Exercise requirements: Your task is to give the listing below back word for word, pictures excluded.

Excerpted records:
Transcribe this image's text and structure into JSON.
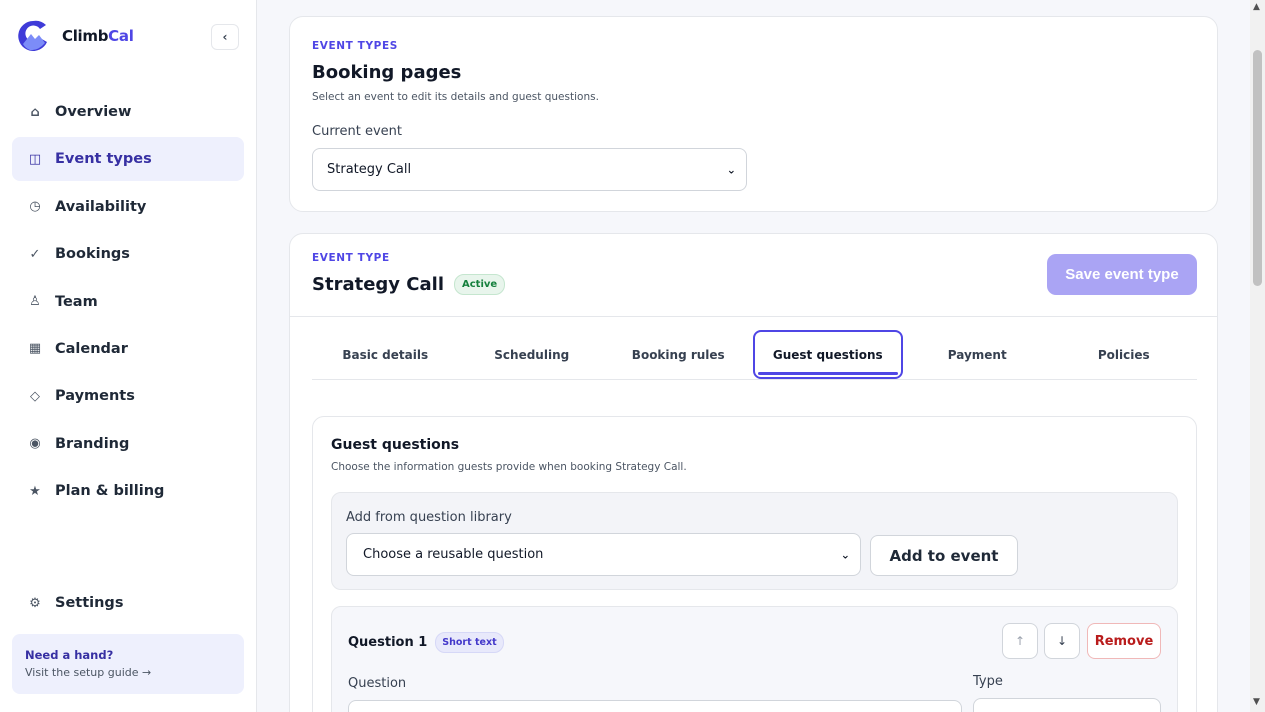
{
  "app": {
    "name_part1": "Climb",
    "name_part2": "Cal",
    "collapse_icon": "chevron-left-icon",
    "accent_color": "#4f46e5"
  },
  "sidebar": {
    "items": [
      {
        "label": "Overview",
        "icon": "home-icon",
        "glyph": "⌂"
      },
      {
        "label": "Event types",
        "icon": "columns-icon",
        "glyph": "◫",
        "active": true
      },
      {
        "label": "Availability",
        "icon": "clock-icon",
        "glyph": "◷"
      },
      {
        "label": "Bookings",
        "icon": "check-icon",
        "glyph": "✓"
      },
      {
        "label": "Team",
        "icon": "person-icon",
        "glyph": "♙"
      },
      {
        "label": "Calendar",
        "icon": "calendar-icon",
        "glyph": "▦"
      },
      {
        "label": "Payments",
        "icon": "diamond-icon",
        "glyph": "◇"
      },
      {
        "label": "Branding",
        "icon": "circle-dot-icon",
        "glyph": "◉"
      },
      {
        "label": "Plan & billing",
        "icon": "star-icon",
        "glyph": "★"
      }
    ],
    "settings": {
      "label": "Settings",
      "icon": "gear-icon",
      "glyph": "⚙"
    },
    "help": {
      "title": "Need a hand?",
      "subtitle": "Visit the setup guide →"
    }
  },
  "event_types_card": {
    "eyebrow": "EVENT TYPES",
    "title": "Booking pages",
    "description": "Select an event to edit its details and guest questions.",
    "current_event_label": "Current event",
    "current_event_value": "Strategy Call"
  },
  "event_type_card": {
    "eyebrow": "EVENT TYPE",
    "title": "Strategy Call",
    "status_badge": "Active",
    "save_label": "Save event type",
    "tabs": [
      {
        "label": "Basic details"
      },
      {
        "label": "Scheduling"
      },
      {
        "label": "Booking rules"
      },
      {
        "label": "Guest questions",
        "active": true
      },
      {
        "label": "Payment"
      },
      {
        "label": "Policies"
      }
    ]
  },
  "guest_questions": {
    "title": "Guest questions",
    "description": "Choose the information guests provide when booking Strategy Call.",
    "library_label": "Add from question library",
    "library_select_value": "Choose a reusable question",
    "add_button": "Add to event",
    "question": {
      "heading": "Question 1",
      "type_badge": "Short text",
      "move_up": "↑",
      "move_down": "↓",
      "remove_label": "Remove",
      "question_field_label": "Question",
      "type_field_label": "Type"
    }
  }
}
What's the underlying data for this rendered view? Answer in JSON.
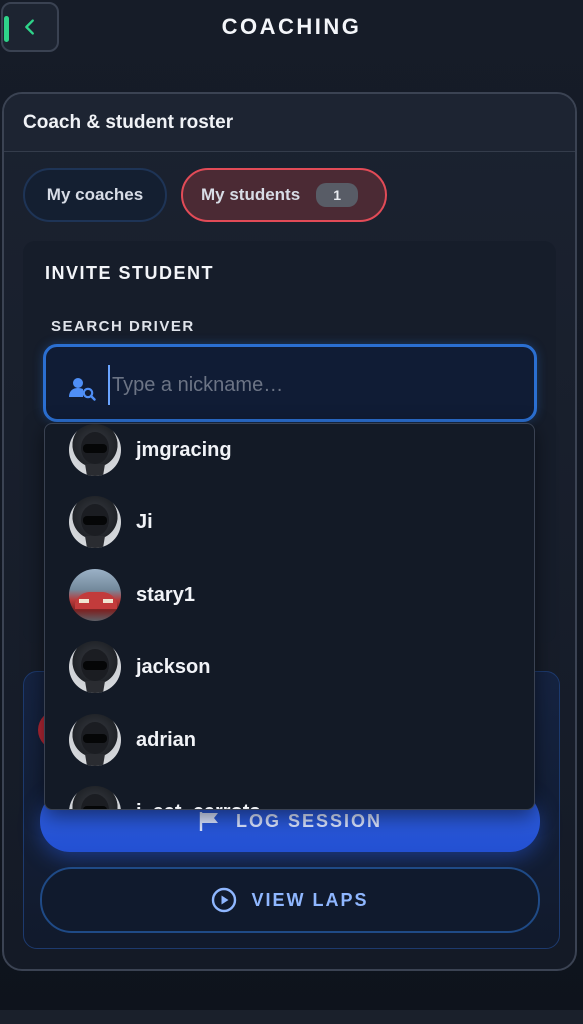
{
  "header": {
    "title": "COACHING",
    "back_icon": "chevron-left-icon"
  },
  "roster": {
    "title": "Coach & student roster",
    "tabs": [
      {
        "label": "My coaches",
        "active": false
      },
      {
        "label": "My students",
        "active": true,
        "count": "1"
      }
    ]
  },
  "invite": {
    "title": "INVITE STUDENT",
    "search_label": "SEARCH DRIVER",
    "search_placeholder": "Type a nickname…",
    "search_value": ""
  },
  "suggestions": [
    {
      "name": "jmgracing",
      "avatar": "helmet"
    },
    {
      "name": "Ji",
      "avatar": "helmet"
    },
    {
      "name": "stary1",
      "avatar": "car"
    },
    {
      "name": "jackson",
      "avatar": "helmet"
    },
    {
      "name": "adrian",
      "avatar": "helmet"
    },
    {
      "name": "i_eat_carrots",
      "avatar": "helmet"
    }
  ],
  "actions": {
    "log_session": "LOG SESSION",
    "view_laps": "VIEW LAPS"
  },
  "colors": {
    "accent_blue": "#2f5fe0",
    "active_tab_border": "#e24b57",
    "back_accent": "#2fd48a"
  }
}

The completed task:
Transcribe this image's text and structure into JSON.
{
  "app": {
    "name_part1": "Climb",
    "name_part2": "Cal",
    "collapse_icon": "chevron-left-icon",
    "accent_color": "#4f46e5"
  },
  "sidebar": {
    "items": [
      {
        "label": "Overview",
        "icon": "home-icon",
        "glyph": "⌂"
      },
      {
        "label": "Event types",
        "icon": "columns-icon",
        "glyph": "◫",
        "active": true
      },
      {
        "label": "Availability",
        "icon": "clock-icon",
        "glyph": "◷"
      },
      {
        "label": "Bookings",
        "icon": "check-icon",
        "glyph": "✓"
      },
      {
        "label": "Team",
        "icon": "person-icon",
        "glyph": "♙"
      },
      {
        "label": "Calendar",
        "icon": "calendar-icon",
        "glyph": "▦"
      },
      {
        "label": "Payments",
        "icon": "diamond-icon",
        "glyph": "◇"
      },
      {
        "label": "Branding",
        "icon": "circle-dot-icon",
        "glyph": "◉"
      },
      {
        "label": "Plan & billing",
        "icon": "star-icon",
        "glyph": "★"
      }
    ],
    "settings": {
      "label": "Settings",
      "icon": "gear-icon",
      "glyph": "⚙"
    },
    "help": {
      "title": "Need a hand?",
      "subtitle": "Visit the setup guide →"
    }
  },
  "event_types_card": {
    "eyebrow": "EVENT TYPES",
    "title": "Booking pages",
    "description": "Select an event to edit its details and guest questions.",
    "current_event_label": "Current event",
    "current_event_value": "Strategy Call"
  },
  "event_type_card": {
    "eyebrow": "EVENT TYPE",
    "title": "Strategy Call",
    "status_badge": "Active",
    "save_label": "Save event type",
    "tabs": [
      {
        "label": "Basic details"
      },
      {
        "label": "Scheduling"
      },
      {
        "label": "Booking rules"
      },
      {
        "label": "Guest questions",
        "active": true
      },
      {
        "label": "Payment"
      },
      {
        "label": "Policies"
      }
    ]
  },
  "guest_questions": {
    "title": "Guest questions",
    "description": "Choose the information guests provide when booking Strategy Call.",
    "library_label": "Add from question library",
    "library_select_value": "Choose a reusable question",
    "add_button": "Add to event",
    "question": {
      "heading": "Question 1",
      "type_badge": "Short text",
      "move_up": "↑",
      "move_down": "↓",
      "remove_label": "Remove",
      "question_field_label": "Question",
      "type_field_label": "Type"
    }
  }
}
What's the underlying data for this rendered view? Answer in JSON.
{
  "header": {
    "title": "COACHING",
    "back_icon": "chevron-left-icon"
  },
  "roster": {
    "title": "Coach & student roster",
    "tabs": [
      {
        "label": "My coaches",
        "active": false
      },
      {
        "label": "My students",
        "active": true,
        "count": "1"
      }
    ]
  },
  "invite": {
    "title": "INVITE STUDENT",
    "search_label": "SEARCH DRIVER",
    "search_placeholder": "Type a nickname…",
    "search_value": ""
  },
  "suggestions": [
    {
      "name": "jmgracing",
      "avatar": "helmet"
    },
    {
      "name": "Ji",
      "avatar": "helmet"
    },
    {
      "name": "stary1",
      "avatar": "car"
    },
    {
      "name": "jackson",
      "avatar": "helmet"
    },
    {
      "name": "adrian",
      "avatar": "helmet"
    },
    {
      "name": "i_eat_carrots",
      "avatar": "helmet"
    }
  ],
  "actions": {
    "log_session": "LOG SESSION",
    "view_laps": "VIEW LAPS"
  },
  "colors": {
    "accent_blue": "#2f5fe0",
    "active_tab_border": "#e24b57",
    "back_accent": "#2fd48a"
  }
}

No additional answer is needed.